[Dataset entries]
_ _ _ _ _
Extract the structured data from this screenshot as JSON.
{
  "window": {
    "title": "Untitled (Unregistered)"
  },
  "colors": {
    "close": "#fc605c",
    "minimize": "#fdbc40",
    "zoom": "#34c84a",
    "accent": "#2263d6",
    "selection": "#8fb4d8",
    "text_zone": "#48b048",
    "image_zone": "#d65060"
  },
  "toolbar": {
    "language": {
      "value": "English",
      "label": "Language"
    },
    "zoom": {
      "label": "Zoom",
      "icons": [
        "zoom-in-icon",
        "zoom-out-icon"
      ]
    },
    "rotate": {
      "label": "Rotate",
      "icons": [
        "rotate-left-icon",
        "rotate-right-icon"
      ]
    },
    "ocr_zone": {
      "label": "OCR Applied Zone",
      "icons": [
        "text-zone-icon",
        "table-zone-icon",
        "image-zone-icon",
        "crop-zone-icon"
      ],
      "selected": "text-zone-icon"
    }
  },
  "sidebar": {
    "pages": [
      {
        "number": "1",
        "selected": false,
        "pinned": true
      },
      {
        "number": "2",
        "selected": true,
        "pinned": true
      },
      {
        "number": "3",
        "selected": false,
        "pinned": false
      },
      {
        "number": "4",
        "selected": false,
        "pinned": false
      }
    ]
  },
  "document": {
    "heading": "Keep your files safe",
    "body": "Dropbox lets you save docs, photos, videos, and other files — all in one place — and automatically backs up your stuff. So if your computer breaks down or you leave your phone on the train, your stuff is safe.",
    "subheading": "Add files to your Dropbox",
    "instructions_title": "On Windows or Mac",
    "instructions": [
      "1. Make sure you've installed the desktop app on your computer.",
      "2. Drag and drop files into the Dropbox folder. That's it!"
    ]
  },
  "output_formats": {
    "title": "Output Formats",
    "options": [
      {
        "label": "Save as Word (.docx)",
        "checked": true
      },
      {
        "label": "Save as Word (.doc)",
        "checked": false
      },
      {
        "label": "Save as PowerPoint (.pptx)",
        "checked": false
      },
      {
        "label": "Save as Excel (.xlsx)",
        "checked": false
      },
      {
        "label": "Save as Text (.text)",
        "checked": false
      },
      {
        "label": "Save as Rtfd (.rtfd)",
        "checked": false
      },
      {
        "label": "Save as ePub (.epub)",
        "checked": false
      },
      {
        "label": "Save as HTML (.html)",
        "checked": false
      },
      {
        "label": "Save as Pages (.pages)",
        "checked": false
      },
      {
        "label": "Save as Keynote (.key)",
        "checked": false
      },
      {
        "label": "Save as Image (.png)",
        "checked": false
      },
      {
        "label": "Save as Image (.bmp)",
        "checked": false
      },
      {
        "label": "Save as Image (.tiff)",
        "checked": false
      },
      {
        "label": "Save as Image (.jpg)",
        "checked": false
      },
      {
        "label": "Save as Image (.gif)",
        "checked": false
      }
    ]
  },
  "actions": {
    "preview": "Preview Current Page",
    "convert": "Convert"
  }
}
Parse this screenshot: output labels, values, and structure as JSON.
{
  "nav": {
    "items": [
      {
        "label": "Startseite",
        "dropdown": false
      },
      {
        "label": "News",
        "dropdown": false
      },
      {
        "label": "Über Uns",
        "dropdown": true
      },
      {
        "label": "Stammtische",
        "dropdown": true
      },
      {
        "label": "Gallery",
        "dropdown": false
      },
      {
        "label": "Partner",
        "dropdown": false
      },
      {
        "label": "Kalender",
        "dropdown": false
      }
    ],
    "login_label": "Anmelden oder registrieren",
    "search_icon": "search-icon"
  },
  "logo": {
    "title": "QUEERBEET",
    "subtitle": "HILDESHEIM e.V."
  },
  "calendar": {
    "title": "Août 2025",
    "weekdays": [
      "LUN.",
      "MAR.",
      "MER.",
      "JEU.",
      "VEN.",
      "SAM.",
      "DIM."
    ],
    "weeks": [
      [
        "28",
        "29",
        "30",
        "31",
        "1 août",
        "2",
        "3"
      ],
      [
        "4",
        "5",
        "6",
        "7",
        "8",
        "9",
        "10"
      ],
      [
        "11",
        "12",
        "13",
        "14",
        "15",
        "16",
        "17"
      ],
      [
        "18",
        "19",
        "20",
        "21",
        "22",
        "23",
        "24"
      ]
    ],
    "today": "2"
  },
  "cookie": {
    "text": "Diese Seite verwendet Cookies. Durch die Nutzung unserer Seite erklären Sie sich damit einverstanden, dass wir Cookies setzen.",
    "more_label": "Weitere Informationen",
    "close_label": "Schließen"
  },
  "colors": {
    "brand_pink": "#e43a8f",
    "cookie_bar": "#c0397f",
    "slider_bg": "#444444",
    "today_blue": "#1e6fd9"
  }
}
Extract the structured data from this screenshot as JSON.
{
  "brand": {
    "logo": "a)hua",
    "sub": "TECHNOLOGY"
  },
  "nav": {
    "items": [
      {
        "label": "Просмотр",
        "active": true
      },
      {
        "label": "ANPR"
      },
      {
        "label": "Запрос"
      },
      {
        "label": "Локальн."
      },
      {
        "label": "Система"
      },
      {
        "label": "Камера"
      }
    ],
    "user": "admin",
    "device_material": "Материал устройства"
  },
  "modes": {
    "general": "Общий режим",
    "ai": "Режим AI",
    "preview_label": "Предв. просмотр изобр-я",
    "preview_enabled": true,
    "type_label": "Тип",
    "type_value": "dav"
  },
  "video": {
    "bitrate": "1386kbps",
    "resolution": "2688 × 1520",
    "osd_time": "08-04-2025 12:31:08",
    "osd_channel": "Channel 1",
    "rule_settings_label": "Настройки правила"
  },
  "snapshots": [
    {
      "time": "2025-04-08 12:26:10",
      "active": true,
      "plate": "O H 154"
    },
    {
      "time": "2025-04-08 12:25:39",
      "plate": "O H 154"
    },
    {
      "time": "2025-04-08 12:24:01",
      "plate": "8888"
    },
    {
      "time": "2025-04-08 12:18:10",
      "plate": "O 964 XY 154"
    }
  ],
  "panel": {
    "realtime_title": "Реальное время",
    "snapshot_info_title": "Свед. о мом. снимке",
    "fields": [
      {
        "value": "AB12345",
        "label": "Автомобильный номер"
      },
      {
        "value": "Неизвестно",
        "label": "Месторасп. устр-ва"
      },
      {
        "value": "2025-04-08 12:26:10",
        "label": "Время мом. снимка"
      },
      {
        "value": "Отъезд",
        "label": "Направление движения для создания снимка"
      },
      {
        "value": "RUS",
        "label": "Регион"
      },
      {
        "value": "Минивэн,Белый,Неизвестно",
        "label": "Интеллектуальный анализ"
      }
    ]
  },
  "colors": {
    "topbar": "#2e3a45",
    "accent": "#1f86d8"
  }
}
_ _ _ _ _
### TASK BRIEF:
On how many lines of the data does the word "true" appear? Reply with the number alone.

### THE ANSWER:
9